-- Material to process follows --

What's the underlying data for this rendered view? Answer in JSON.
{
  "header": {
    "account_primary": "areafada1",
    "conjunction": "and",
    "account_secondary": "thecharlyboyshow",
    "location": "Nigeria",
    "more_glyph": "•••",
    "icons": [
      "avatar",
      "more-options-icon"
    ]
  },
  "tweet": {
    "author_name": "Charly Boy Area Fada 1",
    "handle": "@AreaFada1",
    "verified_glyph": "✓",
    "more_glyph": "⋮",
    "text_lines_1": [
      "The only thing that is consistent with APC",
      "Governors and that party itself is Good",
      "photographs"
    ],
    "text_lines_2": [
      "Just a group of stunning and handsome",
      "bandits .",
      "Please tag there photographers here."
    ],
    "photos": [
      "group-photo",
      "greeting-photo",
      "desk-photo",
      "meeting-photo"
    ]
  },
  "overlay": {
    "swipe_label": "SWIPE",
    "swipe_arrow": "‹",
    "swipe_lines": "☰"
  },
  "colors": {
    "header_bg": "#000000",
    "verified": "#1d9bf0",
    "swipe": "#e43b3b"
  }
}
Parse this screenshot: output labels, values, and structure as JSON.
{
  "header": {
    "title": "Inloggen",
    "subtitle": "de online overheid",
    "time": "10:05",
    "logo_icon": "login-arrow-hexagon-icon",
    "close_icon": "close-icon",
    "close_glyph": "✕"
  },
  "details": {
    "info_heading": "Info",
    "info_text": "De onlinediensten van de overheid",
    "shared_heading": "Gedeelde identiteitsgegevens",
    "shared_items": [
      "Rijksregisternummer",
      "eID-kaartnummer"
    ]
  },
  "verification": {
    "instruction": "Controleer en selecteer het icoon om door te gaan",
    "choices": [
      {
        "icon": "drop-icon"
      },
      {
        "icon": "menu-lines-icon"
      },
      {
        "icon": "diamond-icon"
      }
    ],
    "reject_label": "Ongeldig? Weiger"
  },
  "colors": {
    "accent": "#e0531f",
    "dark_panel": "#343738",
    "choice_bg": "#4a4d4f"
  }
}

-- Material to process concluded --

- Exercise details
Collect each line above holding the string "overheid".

- Response to the exercise
    "subtitle": "de online overheid",
    "info_text": "De onlinediensten van de overheid",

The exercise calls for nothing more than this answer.